__Problem statement__
Omit the images. Copy each entry word for word.

__Excerpts from an interface dataset__
Start of Block
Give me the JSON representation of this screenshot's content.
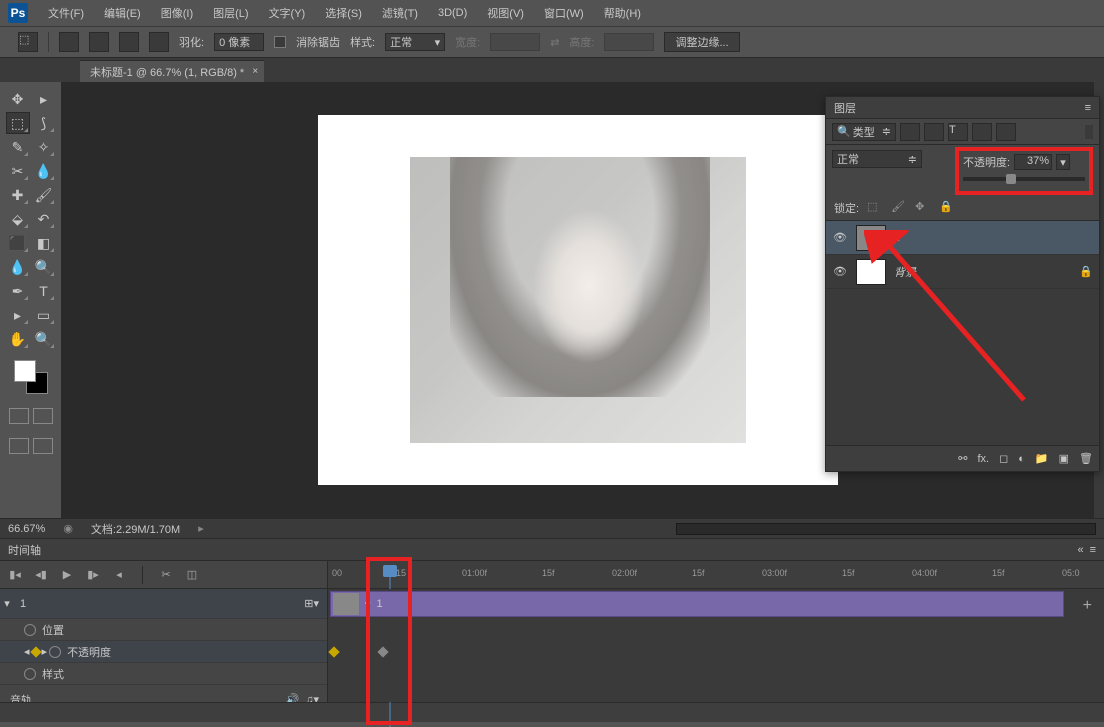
{
  "menu": {
    "file": "文件(F)",
    "edit": "编辑(E)",
    "image": "图像(I)",
    "layer": "图层(L)",
    "type": "文字(Y)",
    "select": "选择(S)",
    "filter": "滤镜(T)",
    "threed": "3D(D)",
    "view": "视图(V)",
    "window": "窗口(W)",
    "help": "帮助(H)"
  },
  "opts": {
    "feather_label": "羽化:",
    "feather_val": "0 像素",
    "antialias": "消除锯齿",
    "style_label": "样式:",
    "style_val": "正常",
    "width_label": "宽度:",
    "swap": "⇄",
    "height_label": "高度:",
    "refine": "调整边缘..."
  },
  "doc_tab": "未标题-1 @ 66.7% (1, RGB/8) *",
  "status": {
    "zoom": "66.67%",
    "doc_label": "文档:",
    "doc_size": "2.29M/1.70M"
  },
  "timeline": {
    "title": "时间轴",
    "ruler": [
      "00",
      "15",
      "01:00f",
      "15f",
      "02:00f",
      "15f",
      "03:00f",
      "15f",
      "04:00f",
      "15f",
      "05:0"
    ],
    "layer_name": "1",
    "clip_name": "1",
    "prop_pos": "位置",
    "prop_opacity": "不透明度",
    "prop_style": "样式",
    "audio": "音轨"
  },
  "layers": {
    "title": "图层",
    "filter_type": "类型",
    "blend": "正常",
    "opacity_label": "不透明度:",
    "opacity_val": "37%",
    "lock_label": "锁定:",
    "layer1": "1",
    "layer_bg": "背景"
  }
}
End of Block
__Solution to this task__
Give me the JSON representation of this screenshot's content.
{
  "menu": {
    "file": "文件(F)",
    "edit": "编辑(E)",
    "image": "图像(I)",
    "layer": "图层(L)",
    "type": "文字(Y)",
    "select": "选择(S)",
    "filter": "滤镜(T)",
    "threed": "3D(D)",
    "view": "视图(V)",
    "window": "窗口(W)",
    "help": "帮助(H)"
  },
  "opts": {
    "feather_label": "羽化:",
    "feather_val": "0 像素",
    "antialias": "消除锯齿",
    "style_label": "样式:",
    "style_val": "正常",
    "width_label": "宽度:",
    "swap": "⇄",
    "height_label": "高度:",
    "refine": "调整边缘..."
  },
  "doc_tab": "未标题-1 @ 66.7% (1, RGB/8) *",
  "status": {
    "zoom": "66.67%",
    "doc_label": "文档:",
    "doc_size": "2.29M/1.70M"
  },
  "timeline": {
    "title": "时间轴",
    "ruler": [
      "00",
      "15",
      "01:00f",
      "15f",
      "02:00f",
      "15f",
      "03:00f",
      "15f",
      "04:00f",
      "15f",
      "05:0"
    ],
    "layer_name": "1",
    "clip_name": "1",
    "prop_pos": "位置",
    "prop_opacity": "不透明度",
    "prop_style": "样式",
    "audio": "音轨"
  },
  "layers": {
    "title": "图层",
    "filter_type": "类型",
    "blend": "正常",
    "opacity_label": "不透明度:",
    "opacity_val": "37%",
    "lock_label": "锁定:",
    "layer1": "1",
    "layer_bg": "背景"
  }
}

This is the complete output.